[Entries from a dataset of interfaces]

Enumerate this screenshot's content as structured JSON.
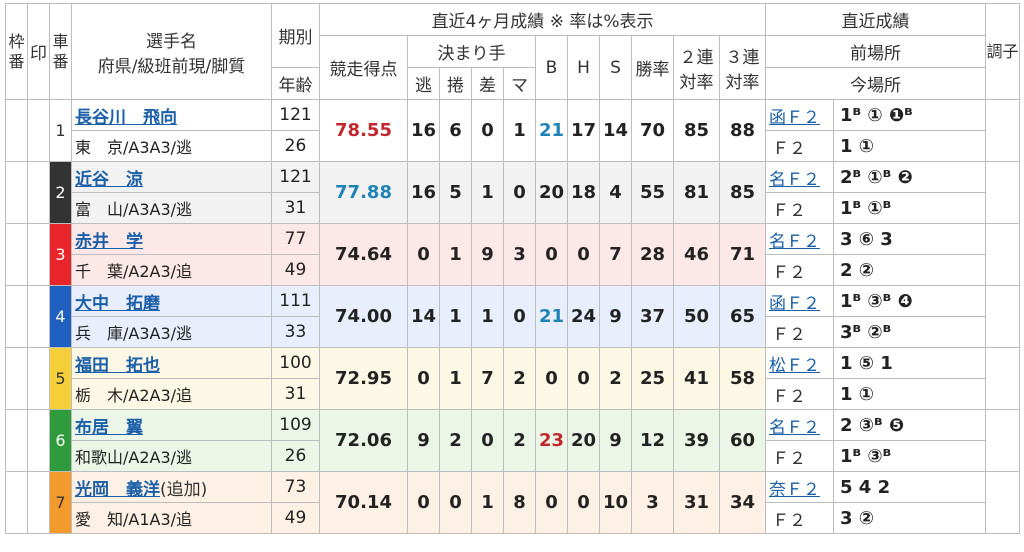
{
  "header": {
    "waku": "枠番",
    "mark": "印",
    "car": "車番",
    "name_line1": "選手名",
    "name_line2": "府県/級班前現/脚質",
    "term": "期別",
    "age": "年齢",
    "recent_title": "直近4ヶ月成績 ※ 率は%表示",
    "score": "競走得点",
    "kimarite": "決まり手",
    "nige": "逃",
    "makuri": "捲",
    "sashi": "差",
    "mark_k": "マ",
    "b": "B",
    "h": "H",
    "s": "S",
    "win": "勝率",
    "ren2_a": "２連",
    "ren2_b": "対率",
    "ren3_a": "３連",
    "ren3_b": "対率",
    "latest": "直近成績",
    "prev_venue": "前場所",
    "this_venue": "今場所",
    "cond": "調子"
  },
  "colors": {
    "accent_link": "#1a5fa8",
    "score_red": "#c0282d",
    "score_blue": "#1f83b5"
  },
  "riders": [
    {
      "car": "1",
      "name": "長谷川　飛向",
      "extra": "",
      "pref": "東　京/A3A3/逃",
      "term": "121",
      "age": "26",
      "score": "78.55",
      "nige": "16",
      "makuri": "6",
      "sashi": "0",
      "mark": "1",
      "b": "21",
      "h": "17",
      "s": "14",
      "win": "70",
      "ren2": "85",
      "ren3": "88",
      "prev_venue": "函Ｆ２",
      "prev_res": "1ᴮ ① ❶ᴮ",
      "this_venue": "Ｆ２",
      "this_res": "1 ①",
      "bg": "#ffffff",
      "wakuColor": "#ffffff",
      "wakuText": "#333",
      "scoreColor": "red",
      "bColor": "blue"
    },
    {
      "car": "2",
      "name": "近谷　涼",
      "extra": "",
      "pref": "富　山/A3A3/逃",
      "term": "121",
      "age": "31",
      "score": "77.88",
      "nige": "16",
      "makuri": "5",
      "sashi": "1",
      "mark": "0",
      "b": "20",
      "h": "18",
      "s": "4",
      "win": "55",
      "ren2": "81",
      "ren3": "85",
      "prev_venue": "名Ｆ２",
      "prev_res": "2ᴮ ①ᴮ ❷",
      "this_venue": "Ｆ２",
      "this_res": "1ᴮ ①ᴮ",
      "bg": "#f2f2f2",
      "wakuColor": "#333333",
      "wakuText": "#fff",
      "scoreColor": "blue",
      "bColor": ""
    },
    {
      "car": "3",
      "name": "赤井　学",
      "extra": "",
      "pref": "千　葉/A2A3/追",
      "term": "77",
      "age": "49",
      "score": "74.64",
      "nige": "0",
      "makuri": "1",
      "sashi": "9",
      "mark": "3",
      "b": "0",
      "h": "0",
      "s": "7",
      "win": "28",
      "ren2": "46",
      "ren3": "71",
      "prev_venue": "名Ｆ２",
      "prev_res": "3 ⑥ 3",
      "this_venue": "Ｆ２",
      "this_res": "2 ②",
      "bg": "#fde8e8",
      "wakuColor": "#e8252b",
      "wakuText": "#fff",
      "scoreColor": "",
      "bColor": ""
    },
    {
      "car": "4",
      "name": "大中　拓磨",
      "extra": "",
      "pref": "兵　庫/A3A3/逃",
      "term": "111",
      "age": "33",
      "score": "74.00",
      "nige": "14",
      "makuri": "1",
      "sashi": "1",
      "mark": "0",
      "b": "21",
      "h": "24",
      "s": "9",
      "win": "37",
      "ren2": "50",
      "ren3": "65",
      "prev_venue": "函Ｆ２",
      "prev_res": "1ᴮ ③ᴮ ❹",
      "this_venue": "Ｆ２",
      "this_res": "3ᴮ ②ᴮ",
      "bg": "#e8eefb",
      "wakuColor": "#1f5fbf",
      "wakuText": "#fff",
      "scoreColor": "",
      "bColor": "blue"
    },
    {
      "car": "5",
      "name": "福田　拓也",
      "extra": "",
      "pref": "栃　木/A2A3/追",
      "term": "100",
      "age": "31",
      "score": "72.95",
      "nige": "0",
      "makuri": "1",
      "sashi": "7",
      "mark": "2",
      "b": "0",
      "h": "0",
      "s": "2",
      "win": "25",
      "ren2": "41",
      "ren3": "58",
      "prev_venue": "松Ｆ２",
      "prev_res": "1 ⑤ 1",
      "this_venue": "Ｆ２",
      "this_res": "1 ①",
      "bg": "#fdf8e6",
      "wakuColor": "#f5cf3a",
      "wakuText": "#333",
      "scoreColor": "",
      "bColor": ""
    },
    {
      "car": "6",
      "name": "布居　翼",
      "extra": "",
      "pref": "和歌山/A2A3/逃",
      "term": "109",
      "age": "26",
      "score": "72.06",
      "nige": "9",
      "makuri": "2",
      "sashi": "0",
      "mark": "2",
      "b": "23",
      "h": "20",
      "s": "9",
      "win": "12",
      "ren2": "39",
      "ren3": "60",
      "prev_venue": "名Ｆ２",
      "prev_res": "2 ③ᴮ ❺",
      "this_venue": "Ｆ２",
      "this_res": "1ᴮ ③ᴮ",
      "bg": "#ebf6e8",
      "wakuColor": "#2f9b3c",
      "wakuText": "#fff",
      "scoreColor": "",
      "bColor": "red"
    },
    {
      "car": "7",
      "name": "光岡　義洋",
      "extra": "(追加)",
      "pref": "愛　知/A1A3/追",
      "term": "73",
      "age": "49",
      "score": "70.14",
      "nige": "0",
      "makuri": "0",
      "sashi": "1",
      "mark": "8",
      "b": "0",
      "h": "0",
      "s": "10",
      "win": "3",
      "ren2": "31",
      "ren3": "34",
      "prev_venue": "奈Ｆ２",
      "prev_res": "5 4 2",
      "this_venue": "Ｆ２",
      "this_res": "3 ②",
      "bg": "#fdf0e4",
      "wakuColor": "#f39a2c",
      "wakuText": "#333",
      "scoreColor": "",
      "bColor": ""
    }
  ]
}
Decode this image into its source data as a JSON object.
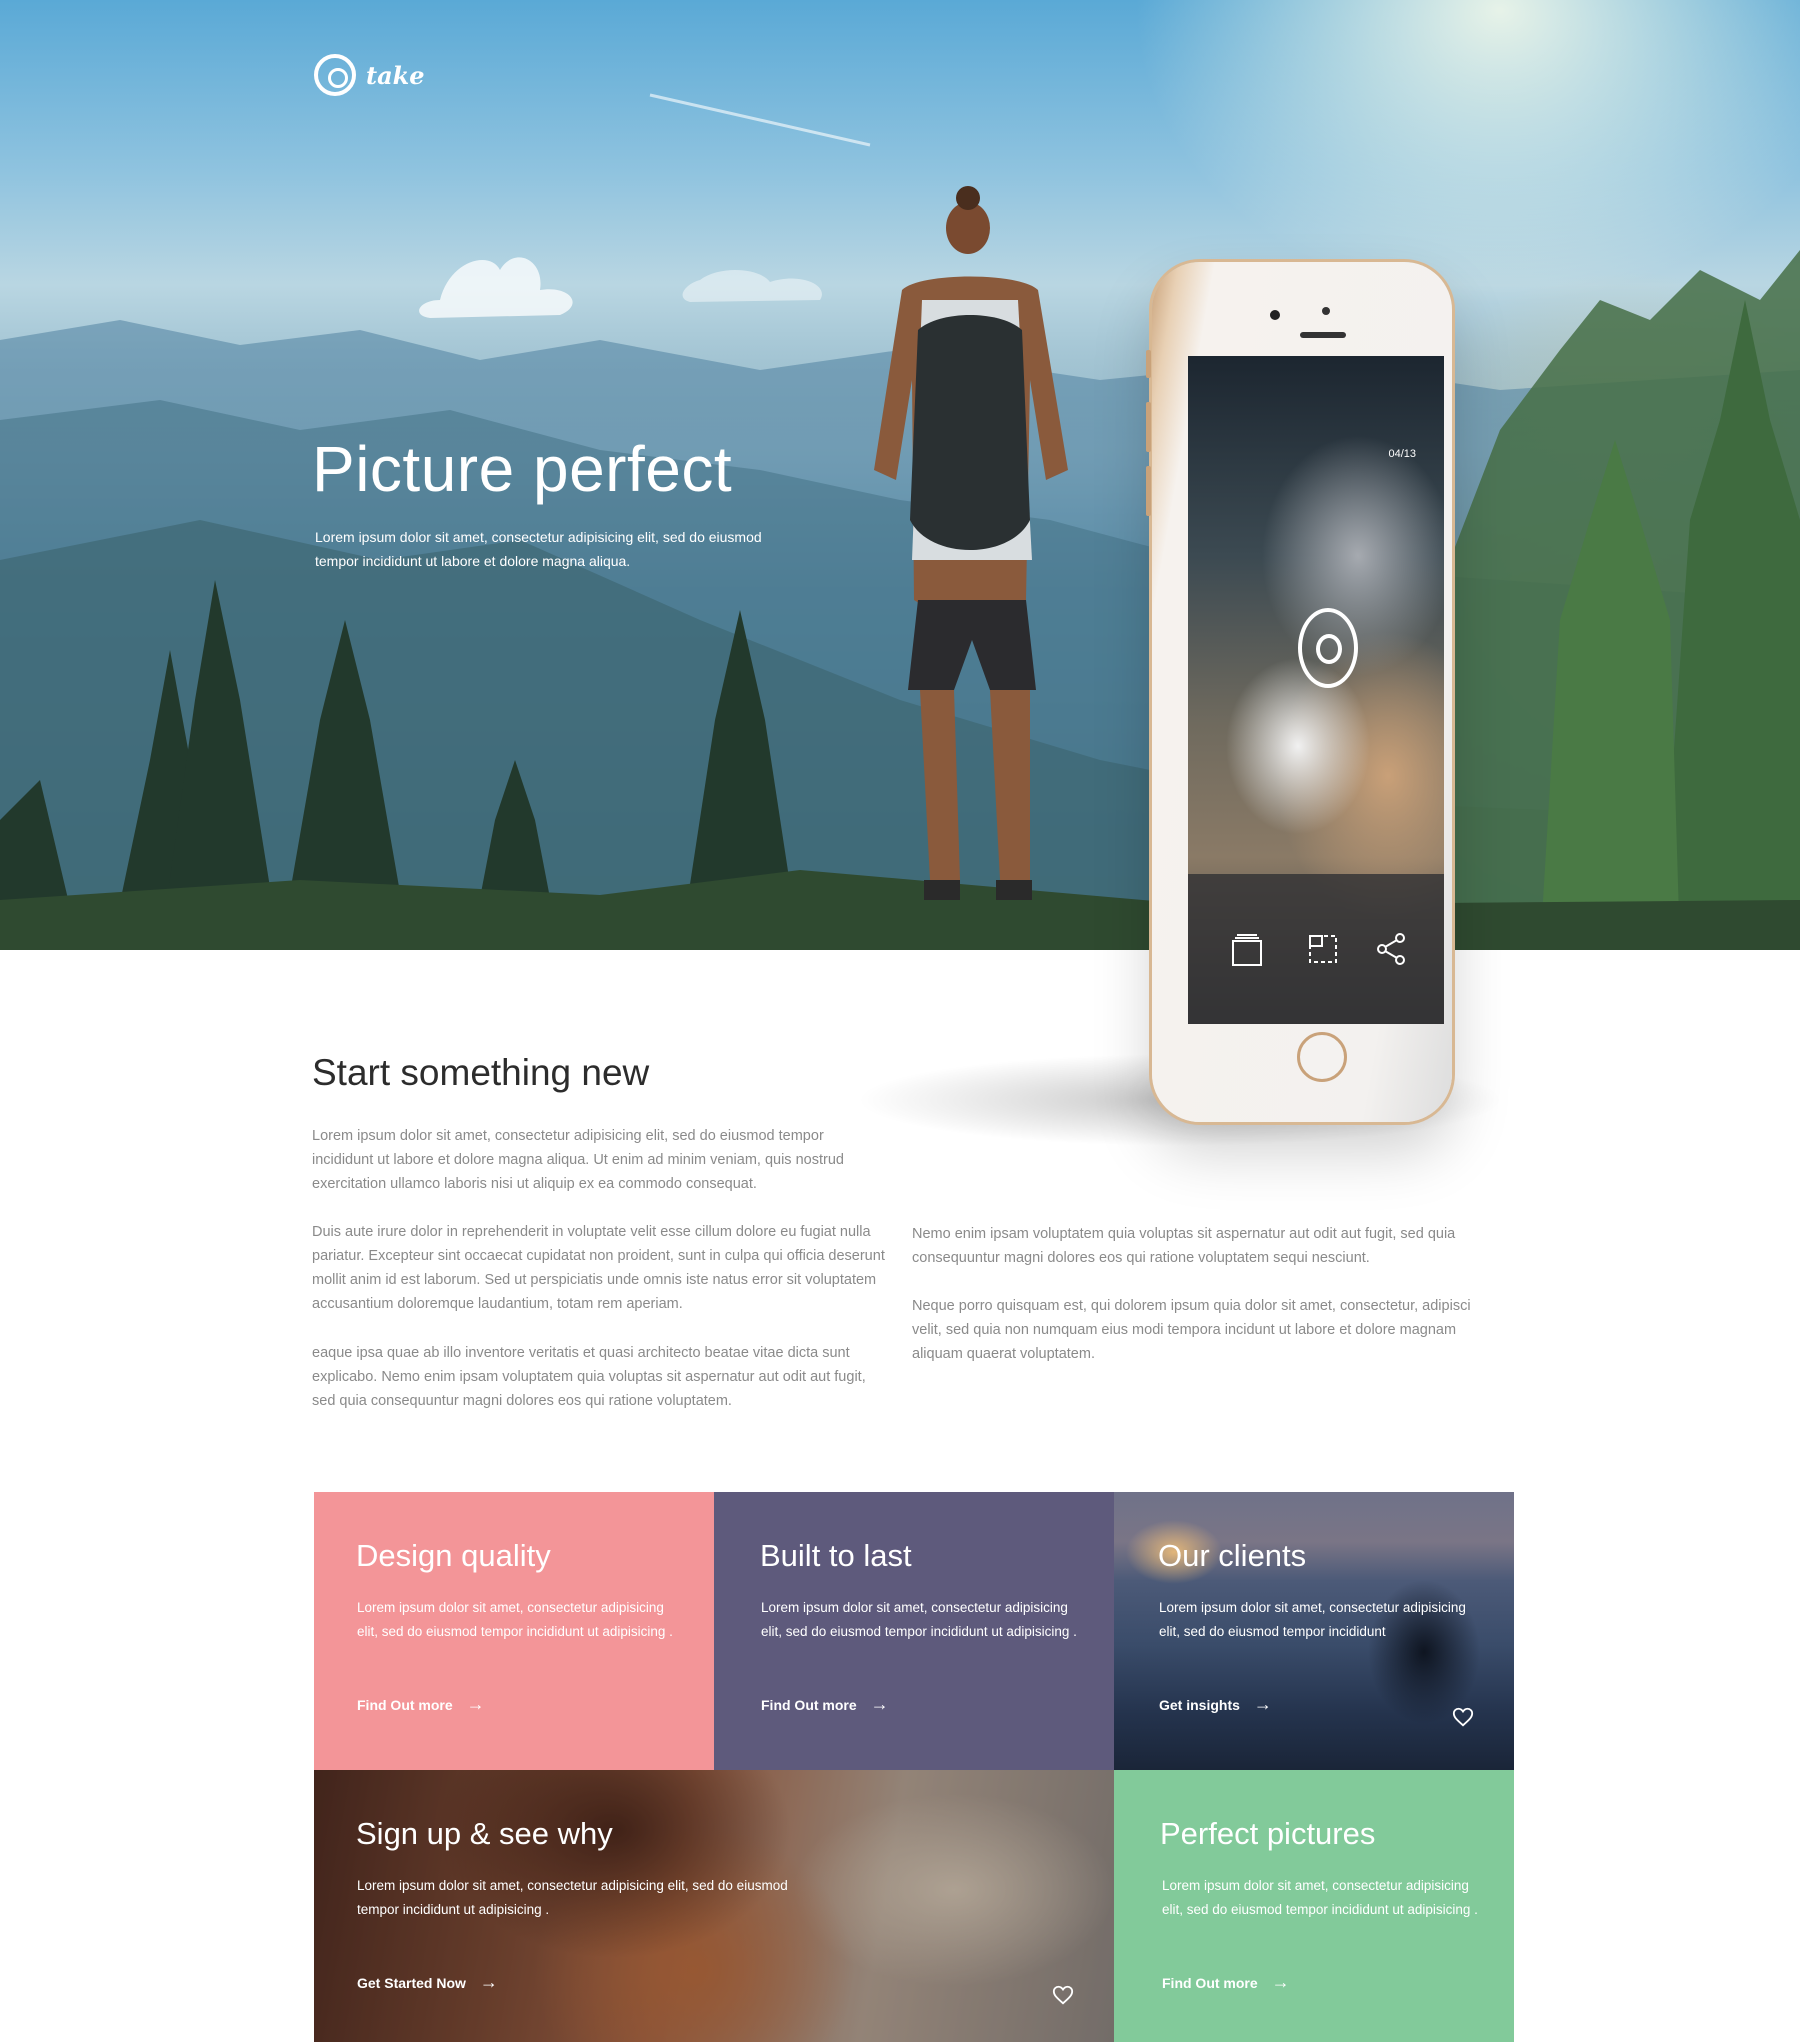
{
  "brand": {
    "name": "take"
  },
  "hero": {
    "title": "Picture perfect",
    "text": "Lorem ipsum dolor sit amet, consectetur adipisicing elit, sed do eiusmod tempor incididunt ut labore et dolore magna aliqua."
  },
  "phone": {
    "counter": "04/13",
    "icons": [
      "gallery-icon",
      "crop-icon",
      "share-icon"
    ]
  },
  "intro": {
    "title": "Start something new",
    "paragraphs": [
      "Lorem ipsum dolor sit amet, consectetur adipisicing elit, sed do eiusmod tempor incididunt ut labore et dolore magna aliqua. Ut enim ad minim veniam, quis nostrud exercitation ullamco laboris nisi ut aliquip ex ea commodo consequat.",
      "Duis aute irure dolor in reprehenderit in voluptate velit esse cillum dolore eu fugiat nulla pariatur. Excepteur sint occaecat cupidatat non proident, sunt in culpa qui officia deserunt mollit anim id est laborum. Sed ut perspiciatis unde omnis iste natus error sit voluptatem accusantium doloremque laudantium, totam rem aperiam.",
      " eaque ipsa quae ab illo inventore veritatis et quasi architecto beatae vitae dicta sunt explicabo. Nemo enim ipsam voluptatem quia voluptas sit aspernatur aut odit aut fugit, sed quia consequuntur magni dolores eos qui ratione voluptatem.",
      "Nemo enim ipsam voluptatem quia voluptas sit aspernatur aut odit aut fugit, sed quia consequuntur magni dolores eos qui ratione voluptatem sequi nesciunt.",
      "Neque porro quisquam est, qui dolorem ipsum quia dolor sit amet, consectetur, adipisci velit, sed quia non numquam eius modi tempora incidunt ut labore et dolore magnam aliquam quaerat voluptatem."
    ]
  },
  "cards": [
    {
      "title": "Design quality",
      "text": "Lorem ipsum dolor sit amet, consectetur adipisicing elit, sed do eiusmod tempor incididunt ut adipisicing .",
      "cta": "Find Out more",
      "color": "#f39598"
    },
    {
      "title": "Built to last",
      "text": "Lorem ipsum dolor sit amet, consectetur adipisicing elit, sed do eiusmod tempor incididunt ut adipisicing .",
      "cta": "Find Out more",
      "color": "#5e5a7c"
    },
    {
      "title": "Our clients",
      "text": "Lorem ipsum dolor sit amet, consectetur adipisicing elit, sed do eiusmod tempor incididunt",
      "cta": "Get insights"
    },
    {
      "title": "Sign up & see why",
      "text": "Lorem ipsum dolor sit amet, consectetur adipisicing elit, sed do eiusmod tempor incididunt ut adipisicing .",
      "cta": "Get Started Now"
    },
    {
      "title": "Perfect pictures",
      "text": "Lorem ipsum dolor sit amet, consectetur adipisicing elit, sed do eiusmod tempor incididunt ut adipisicing .",
      "cta": "Find Out more",
      "color": "#82ca9a"
    }
  ],
  "arrow": "→"
}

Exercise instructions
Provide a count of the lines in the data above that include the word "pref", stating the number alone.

Your solution
7